‘The Scarlet Stone’ shows political, social changes in Iran
“The Scarlet Stone,” a multidisciplinary show based on an ancient Persian myth, was performed at Royce Hall Saturday. Performer Gordafarid is the first female to play the role of the storyteller. (Courtesy of Jim Carmody)
Aug. 31, 2015 12:45 a.m.
A Hercules-like hero and a rival princess secretly conceive a son, Sohrab, in an ancient Persian myth. Romance turns to tragedy when Sohrab is later killed by his own estranged father in battle.
This tale is the foundation of “The Scarlet Stone,” a multidisciplinary dance, music and poetry piece performed at Royce Hall Saturday in Persian with projected English subtitles. This performance blends old and new by mixing electronic and Iranian music, as well as combining an ancient myth with a modern poem. The two creators were inspired to modernize the tale by recent political and social changes in Iran.

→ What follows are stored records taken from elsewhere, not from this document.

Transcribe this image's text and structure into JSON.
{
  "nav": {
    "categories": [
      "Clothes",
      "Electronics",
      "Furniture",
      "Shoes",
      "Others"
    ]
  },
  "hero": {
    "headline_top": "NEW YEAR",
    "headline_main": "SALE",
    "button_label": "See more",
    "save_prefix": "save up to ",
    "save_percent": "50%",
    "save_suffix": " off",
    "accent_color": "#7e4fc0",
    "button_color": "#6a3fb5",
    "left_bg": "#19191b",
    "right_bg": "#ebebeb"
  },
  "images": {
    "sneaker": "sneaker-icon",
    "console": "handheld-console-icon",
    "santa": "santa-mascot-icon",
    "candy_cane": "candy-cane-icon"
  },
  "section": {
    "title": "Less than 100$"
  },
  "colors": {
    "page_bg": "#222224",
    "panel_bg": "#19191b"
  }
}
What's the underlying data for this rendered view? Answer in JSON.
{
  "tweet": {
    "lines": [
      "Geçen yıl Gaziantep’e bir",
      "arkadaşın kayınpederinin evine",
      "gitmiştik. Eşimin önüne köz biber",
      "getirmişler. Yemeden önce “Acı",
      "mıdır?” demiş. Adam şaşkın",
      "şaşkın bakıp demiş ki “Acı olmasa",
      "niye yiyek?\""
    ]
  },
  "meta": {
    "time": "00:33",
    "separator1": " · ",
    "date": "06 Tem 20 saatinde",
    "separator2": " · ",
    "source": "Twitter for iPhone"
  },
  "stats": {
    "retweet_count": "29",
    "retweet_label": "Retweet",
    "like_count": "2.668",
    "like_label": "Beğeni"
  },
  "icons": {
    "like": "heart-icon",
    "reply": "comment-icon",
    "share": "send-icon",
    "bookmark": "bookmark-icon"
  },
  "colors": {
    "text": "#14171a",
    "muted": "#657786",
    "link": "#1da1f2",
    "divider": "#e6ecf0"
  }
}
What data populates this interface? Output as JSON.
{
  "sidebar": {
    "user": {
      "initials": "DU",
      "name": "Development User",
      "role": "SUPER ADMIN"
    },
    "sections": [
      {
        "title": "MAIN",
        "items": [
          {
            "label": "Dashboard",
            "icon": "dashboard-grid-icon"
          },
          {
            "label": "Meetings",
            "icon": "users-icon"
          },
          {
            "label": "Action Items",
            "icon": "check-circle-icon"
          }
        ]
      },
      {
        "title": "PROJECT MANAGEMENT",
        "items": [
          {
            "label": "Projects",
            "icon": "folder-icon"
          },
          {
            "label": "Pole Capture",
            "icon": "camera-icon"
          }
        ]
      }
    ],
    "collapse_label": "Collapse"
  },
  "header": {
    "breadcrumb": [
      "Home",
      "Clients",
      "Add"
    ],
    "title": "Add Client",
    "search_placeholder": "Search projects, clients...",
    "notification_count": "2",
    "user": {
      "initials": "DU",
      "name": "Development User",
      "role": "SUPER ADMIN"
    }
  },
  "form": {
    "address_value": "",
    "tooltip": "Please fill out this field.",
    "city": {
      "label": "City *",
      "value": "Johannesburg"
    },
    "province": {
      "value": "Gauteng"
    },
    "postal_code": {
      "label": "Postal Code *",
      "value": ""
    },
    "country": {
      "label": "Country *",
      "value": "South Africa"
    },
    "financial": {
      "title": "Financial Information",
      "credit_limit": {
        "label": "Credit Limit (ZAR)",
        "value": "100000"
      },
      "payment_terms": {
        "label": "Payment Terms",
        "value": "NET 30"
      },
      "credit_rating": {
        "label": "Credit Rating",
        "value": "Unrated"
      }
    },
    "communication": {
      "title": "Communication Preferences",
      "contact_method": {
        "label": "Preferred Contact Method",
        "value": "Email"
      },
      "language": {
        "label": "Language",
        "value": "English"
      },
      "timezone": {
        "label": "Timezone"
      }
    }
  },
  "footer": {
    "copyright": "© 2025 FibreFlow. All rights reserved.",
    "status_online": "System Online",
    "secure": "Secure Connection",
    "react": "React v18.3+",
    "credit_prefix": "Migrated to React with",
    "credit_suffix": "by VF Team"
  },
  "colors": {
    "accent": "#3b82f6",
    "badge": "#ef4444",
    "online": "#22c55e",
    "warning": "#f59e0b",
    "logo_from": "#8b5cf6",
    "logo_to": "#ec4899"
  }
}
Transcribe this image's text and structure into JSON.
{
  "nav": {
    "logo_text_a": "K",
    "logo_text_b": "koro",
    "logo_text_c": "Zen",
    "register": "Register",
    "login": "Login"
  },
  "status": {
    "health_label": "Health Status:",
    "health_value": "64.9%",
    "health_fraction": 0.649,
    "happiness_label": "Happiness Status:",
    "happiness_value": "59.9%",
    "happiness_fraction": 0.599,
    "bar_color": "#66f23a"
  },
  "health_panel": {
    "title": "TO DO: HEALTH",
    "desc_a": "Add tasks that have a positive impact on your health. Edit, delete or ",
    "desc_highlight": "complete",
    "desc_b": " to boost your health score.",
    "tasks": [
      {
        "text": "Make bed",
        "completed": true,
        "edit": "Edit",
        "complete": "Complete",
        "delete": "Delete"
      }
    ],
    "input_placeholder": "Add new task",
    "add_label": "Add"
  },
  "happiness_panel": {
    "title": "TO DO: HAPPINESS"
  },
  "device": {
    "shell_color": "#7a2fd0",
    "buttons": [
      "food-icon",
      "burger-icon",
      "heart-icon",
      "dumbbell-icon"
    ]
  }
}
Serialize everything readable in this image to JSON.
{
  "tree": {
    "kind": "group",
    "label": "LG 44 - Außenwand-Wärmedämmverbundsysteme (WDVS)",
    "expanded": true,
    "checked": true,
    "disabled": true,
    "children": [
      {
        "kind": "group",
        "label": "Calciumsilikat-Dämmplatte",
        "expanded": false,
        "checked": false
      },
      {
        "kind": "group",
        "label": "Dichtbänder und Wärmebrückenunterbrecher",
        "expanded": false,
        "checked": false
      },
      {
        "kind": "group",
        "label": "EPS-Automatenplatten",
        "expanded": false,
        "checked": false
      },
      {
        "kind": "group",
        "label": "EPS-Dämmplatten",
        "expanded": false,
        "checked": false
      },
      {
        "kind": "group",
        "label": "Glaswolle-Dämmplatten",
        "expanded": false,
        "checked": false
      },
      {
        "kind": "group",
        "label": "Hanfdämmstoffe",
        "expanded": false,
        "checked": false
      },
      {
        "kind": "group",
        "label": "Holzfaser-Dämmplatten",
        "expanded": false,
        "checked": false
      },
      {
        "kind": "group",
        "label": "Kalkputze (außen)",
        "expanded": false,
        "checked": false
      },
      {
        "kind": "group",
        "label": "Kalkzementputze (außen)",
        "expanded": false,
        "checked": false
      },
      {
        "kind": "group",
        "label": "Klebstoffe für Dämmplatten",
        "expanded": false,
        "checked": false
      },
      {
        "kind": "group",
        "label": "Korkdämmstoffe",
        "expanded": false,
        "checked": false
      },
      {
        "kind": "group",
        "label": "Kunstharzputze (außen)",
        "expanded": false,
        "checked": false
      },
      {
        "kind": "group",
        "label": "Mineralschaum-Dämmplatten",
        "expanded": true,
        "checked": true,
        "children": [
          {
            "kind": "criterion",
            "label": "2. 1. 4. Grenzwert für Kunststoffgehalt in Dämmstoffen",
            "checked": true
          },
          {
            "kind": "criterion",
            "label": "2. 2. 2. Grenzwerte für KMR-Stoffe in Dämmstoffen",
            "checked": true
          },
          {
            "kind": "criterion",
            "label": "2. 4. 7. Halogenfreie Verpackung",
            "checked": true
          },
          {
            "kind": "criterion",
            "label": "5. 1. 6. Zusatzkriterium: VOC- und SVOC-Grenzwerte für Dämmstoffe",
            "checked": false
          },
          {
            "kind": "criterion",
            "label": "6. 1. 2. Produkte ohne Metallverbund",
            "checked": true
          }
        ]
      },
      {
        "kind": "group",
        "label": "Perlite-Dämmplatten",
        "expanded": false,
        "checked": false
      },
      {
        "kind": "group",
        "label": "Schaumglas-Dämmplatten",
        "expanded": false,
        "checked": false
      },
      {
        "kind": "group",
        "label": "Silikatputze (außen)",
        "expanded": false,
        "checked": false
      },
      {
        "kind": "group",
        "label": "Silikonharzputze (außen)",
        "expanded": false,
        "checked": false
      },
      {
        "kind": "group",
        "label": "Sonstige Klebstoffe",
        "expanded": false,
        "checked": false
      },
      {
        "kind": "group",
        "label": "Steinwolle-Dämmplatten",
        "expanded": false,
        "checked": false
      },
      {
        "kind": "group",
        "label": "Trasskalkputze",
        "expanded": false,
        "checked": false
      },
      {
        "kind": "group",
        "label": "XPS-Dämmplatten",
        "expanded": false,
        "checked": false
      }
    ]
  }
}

A founder of the Persian Arts Society, Shahrokh Yadegari adapted, directed and composed “The Scarlet Stone” in collaboration with Iranian modern dancer Shahrokh Moshkin Ghalam, the choreographer, costume designer and performer of Sohrab.
The pair based the multidisciplinary concept of “The Scarlet Stone” on traditional Iranian storytelling, which Yadegari said occurs in front of paintings. In the show, animations and lighting serve as a technological version of the paintings.
“(Backdrops) change based on the energy and the vocals (of the) storyteller,” Yadegari said.
This form of storytelling is typically done by men; however, the storyteller in this performance was consciously cast as a woman, Yadegari said. Her stage name is Gordafarid, and she is the first female accepted by the traditional storytelling masters.
“We wanted to acknowledge the role of women in today’s world in the social-political world of Iran,” Yadegari said.
“The Scarlet Stone” is based on “Shahnameh,” written more than 1,000 years ago by an ancient poet known as Ferdowsi, to preserve the then almost-extinct Persian language. Yadegari said it brings together mythology and history to tell the story of Rostam and the love child he never met, Sohrab. When Sohrab discovers his father’s identity, his mother warns Sohrab not to be hasty to meet Rostam.
Yet instead of being cautious and wise, Sohrab rashly initiates a battle against Iran to fight for his beliefs, convinced his immortal father should have the throne. Since they had never met, Rostam doesn’t recognize Sohrab and stabs him in the fight – but then a stone on Sohrab’s arm, given to his mother by Rostam, reveals their blood relation.
“(The story is) about how young people become fascinated with specific ideals and they try to follow that,” Yadegari said.
The performance of “The Scarlet Stone” continues beyond the old myth, using dance and rhythmic language to incorporate a modern Persian poem by Siavash Kasrai titled “Moher-ye Sorkh” (Scarlet Stone), Yadegari said. Kasrai, who was involved in the 1953 Iranian coup d’etat and the 1979 revolution, talks about his own life in the poem. For example, he references political leaders enamored of ideologies – similar to Sohrab’s impulsive battle.
In the performance’s contemporary element, Sohrab meets the creator of “Shahnameh” to ask why he was quickly killed off in the story, when he was trying to do good.
“The writer’s answer is that ‘You chose to be a hero, you have to accept the consequences of a hero and do not whine. Be a hero and end the story like a hero,’” Yadegari said.
Yadegari said the message can relate to the Iranian revolution and social-political movements today, because the creator tells Sohrab the path of finding peace and justice must be taken with wisdom and not infatuation.
Afshin Mofid, who plays Rostam, said the tale can be interpreted as a genocide of generations: the old trying to subdue the young. Mofid said old fundamental Muslims are in power in Iran and attempting to control the young, who want to express their beliefs.
“(Moshkin Ghalam and I) wanted to work on a piece that not necessarily has a very strong political stand or ideal, but something that deals with the society’s problems of Iran and relevance to the political life,” Yadegari said.
Though the piece has since become more about the team’s artistic expression, Yadegari said Iran’s 2009 uprising over a presidential election was another impetus to the performance.
This uprising has reminded Yadegari of the United States’ Occupy Wall Street movement, because both involved a spectrum of people of varying ages, political beliefs and religions coming together to voice their concerns.
Parvin Javadi, a founder of the Persian Arts Society and producer of “The Scarlet Stone,” believes the story has always been relevant because the father kills his innocent son. In today’s chaotic world, she said, many innocent people are killed or wounded by forces like politics, power, discrimination and racism.
“What we hope is that our artistic piece becomes a symbol and a catalyst for constructive communication among people from various spectrums of society about issues in Iran,” Yadegari said.